The workers at GE are strong in their solidarity and determination not to go back to work until their demands are met.

They know that their bosses are handing them a pile of shit.

  • in several GE plants, supervisors are now watching workers every second of their shifts with closed-circuit TVs. These punks sit in their armchairs and expect the screen to bristle with robot-like activity.
  • at GE in Ashland, Massachusetts, three-fourths of the production workers are women. Rather than being paid hourly, they are forced to settle for piecework wages. The company controls the speed of the machines, and the machines control the workers—and the wages.
  • GE supports and commits racism and male supremacy.

A UE spokesman, Charlie Kerns, said “Obviously, blacks have the worst jobs, are the last hired and first fired.” GE is a long time contributor to and supporter of the Southern States Industrial Council, a group which lures industry to the South by keeping the country divided into a so-called high-wage North and cheap-labor South. GE refuses to offer national wage parity to its workers.

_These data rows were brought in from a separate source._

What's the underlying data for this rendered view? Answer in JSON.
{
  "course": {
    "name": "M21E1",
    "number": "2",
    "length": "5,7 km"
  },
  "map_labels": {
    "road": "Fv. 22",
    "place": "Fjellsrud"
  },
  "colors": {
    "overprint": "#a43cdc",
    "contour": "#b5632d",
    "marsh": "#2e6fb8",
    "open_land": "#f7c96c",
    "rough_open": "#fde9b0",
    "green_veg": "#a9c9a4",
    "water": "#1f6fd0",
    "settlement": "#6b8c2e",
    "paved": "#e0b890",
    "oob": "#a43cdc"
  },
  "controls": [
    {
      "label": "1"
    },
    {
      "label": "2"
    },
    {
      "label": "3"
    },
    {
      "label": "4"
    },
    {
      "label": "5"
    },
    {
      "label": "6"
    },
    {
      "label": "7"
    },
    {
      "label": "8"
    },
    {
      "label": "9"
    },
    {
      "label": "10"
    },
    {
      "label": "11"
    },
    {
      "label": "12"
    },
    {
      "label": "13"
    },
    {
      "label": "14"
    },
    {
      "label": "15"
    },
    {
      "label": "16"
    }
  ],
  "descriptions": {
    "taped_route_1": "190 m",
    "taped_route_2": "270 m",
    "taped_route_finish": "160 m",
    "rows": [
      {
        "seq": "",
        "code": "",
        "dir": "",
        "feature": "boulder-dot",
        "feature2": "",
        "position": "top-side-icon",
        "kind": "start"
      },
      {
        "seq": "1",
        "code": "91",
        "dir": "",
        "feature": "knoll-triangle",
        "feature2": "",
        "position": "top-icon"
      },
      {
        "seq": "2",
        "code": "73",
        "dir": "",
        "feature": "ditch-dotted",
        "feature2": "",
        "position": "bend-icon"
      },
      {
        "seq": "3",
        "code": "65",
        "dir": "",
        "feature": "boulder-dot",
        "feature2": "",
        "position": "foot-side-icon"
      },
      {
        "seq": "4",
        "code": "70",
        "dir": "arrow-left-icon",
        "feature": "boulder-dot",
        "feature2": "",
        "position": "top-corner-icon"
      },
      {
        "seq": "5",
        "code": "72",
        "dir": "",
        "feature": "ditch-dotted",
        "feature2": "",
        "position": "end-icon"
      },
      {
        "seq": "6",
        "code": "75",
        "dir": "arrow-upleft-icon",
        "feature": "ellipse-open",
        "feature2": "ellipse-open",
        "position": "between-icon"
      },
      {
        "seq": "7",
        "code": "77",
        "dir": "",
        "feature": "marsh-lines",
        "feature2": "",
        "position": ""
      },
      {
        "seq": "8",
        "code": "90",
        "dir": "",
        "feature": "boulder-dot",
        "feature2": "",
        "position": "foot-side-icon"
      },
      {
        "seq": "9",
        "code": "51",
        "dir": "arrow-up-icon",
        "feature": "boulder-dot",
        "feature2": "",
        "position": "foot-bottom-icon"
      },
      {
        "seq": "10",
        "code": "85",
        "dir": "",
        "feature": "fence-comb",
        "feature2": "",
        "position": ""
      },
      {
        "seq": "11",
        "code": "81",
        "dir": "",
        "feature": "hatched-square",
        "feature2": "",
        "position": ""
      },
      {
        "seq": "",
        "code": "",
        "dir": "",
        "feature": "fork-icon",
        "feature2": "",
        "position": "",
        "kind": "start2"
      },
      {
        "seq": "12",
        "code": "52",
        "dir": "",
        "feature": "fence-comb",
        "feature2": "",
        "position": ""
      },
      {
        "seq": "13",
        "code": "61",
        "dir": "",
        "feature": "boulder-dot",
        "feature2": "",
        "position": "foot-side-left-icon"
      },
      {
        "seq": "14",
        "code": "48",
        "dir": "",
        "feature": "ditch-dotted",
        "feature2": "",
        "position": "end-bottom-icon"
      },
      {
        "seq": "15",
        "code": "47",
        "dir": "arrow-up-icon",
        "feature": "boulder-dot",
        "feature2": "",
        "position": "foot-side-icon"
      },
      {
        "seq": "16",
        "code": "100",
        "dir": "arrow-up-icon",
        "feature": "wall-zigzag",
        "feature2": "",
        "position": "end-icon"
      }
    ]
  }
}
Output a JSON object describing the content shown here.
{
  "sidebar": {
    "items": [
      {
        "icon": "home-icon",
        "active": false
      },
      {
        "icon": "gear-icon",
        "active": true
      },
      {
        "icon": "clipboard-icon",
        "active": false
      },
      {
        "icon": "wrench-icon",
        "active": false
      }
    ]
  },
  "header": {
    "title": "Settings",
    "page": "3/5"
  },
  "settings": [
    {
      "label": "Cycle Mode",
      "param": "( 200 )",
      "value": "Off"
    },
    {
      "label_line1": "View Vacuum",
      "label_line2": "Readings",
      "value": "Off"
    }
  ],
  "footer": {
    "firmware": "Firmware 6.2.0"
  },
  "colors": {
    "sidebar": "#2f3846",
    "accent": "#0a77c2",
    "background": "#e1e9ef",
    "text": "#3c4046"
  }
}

Women suffer too. In GE’s motor plant in San Jose, California, a woman spot-welder with 22 years seniority was judged by the management as being overloaded with work. They provided a new man as her assistant—and paid him more. It is estimated that GE’s women workers average 80 cents an hour less than men.

In Bloomington Indiana, shop stewards may not talk to people on company time without company permission, and workers cannot see the steward without permission from their supervisor. Shop stewards tend to be cut out of overtime so that they are not on the line when the worst speedups and heaviest production pressure comes down.

As one man at the Oakland, California transformer plant summed it up: “Working for GE is like being in San Quentin, except they let you out at night.”

Sidebar: Who rules GE

GE Board of Directors

J. Paul Austin, President, Coca-Cola; Director, Morgan Guaranty Trust

W.H. Demier, CIA agent

Fred B. Dent, President, Mayfair Mills

Thomas S. Gates, Chairman, Executive Committee, Morgan Guaranty Trust

Edwin D. Harrison, President, Georgia Institute of Technology; Director, J.P. Stevens & Company

Fred L. Houde, President, Purdue University; Director, Inland Steel

Gilbert W. Humphrey, Chairman, Hanna Mining Company; Director, Texaco

John E. Lawrence, Partner, James Lawrence Company, Boston; Chairman, Board of Trustees, Massachusetts General Hospital

Ralph Lazarus, Chairman, Federated Department Stores; Director, Chase Manhattan Bank

Edmund W. Littlefield, President and Director, Utah Mining & Construction; Trustee, Stanford University

George H. Love, Chairman of Board, Consolidated Coal Company; Chairman of Board, Chrysler Corporation

Neil H. McElroy, Chairman of Board, Procter & Gamble; Director, Chrysler Corporation

Dean A. McGee, Chairman and Chief Executive Officer, Kerr-McGee Corporation

Henry S. Morgan, Partner, Morgan Stanley Company

J.S. Parker, GE Vice President, Executive Trustee, Rensselaer Polytechnical Institute

Gilbert H. Scribner, President, Scribner & Company

Robert T. Stevens, President & Director, J.P. Stevens & Co., Director, Morgan Guaranty Trust

H.L. Weiss, Chairman, GE Credit Corporation

Walter B. Wriston, President & Director, First National City Bank, N.Y.; President & Director, International Banking Corporation

Fred J. Borch, President & Chief Executive Officer, GE Member of Board, Council for Latin America

Sidebar: GE and the Military


Item, Approximate Annual Sales

20-mm X35 armament systems $50,000,000

XM12 armament pod

XM18E1 aircraft armament pods

XM163 and XM167 weapons systems

7.62 aircraft machine gun and pod, $35,000,000

CH 53 D helicopter engines $20,000,000

F-4 fighter aircraft engines and machine guns $200,000,000 to $250,000,000

Enemy defense penetration equipment for IC missiles $50,000,000

M5 40-mm grenade launcher system $20,000,000

People sniffer (developed in conjunction with Chemical Warfare Division of the Army) unknown

Armament sub systems for Huey-Cobra helicopters $10,000,000

Electronic countermeasure canisters for aircraft $10,000,000

Components for T-64 engine series $25,000,000

Sentinel missile (ABM) electronic gear $60,000,000

Total Sales, Fiscal Year 1969

Defense $1,620,000,000

Defense and Space $1,810,000,000

Total, Vietnam War, 1969 (directly) $500,000,000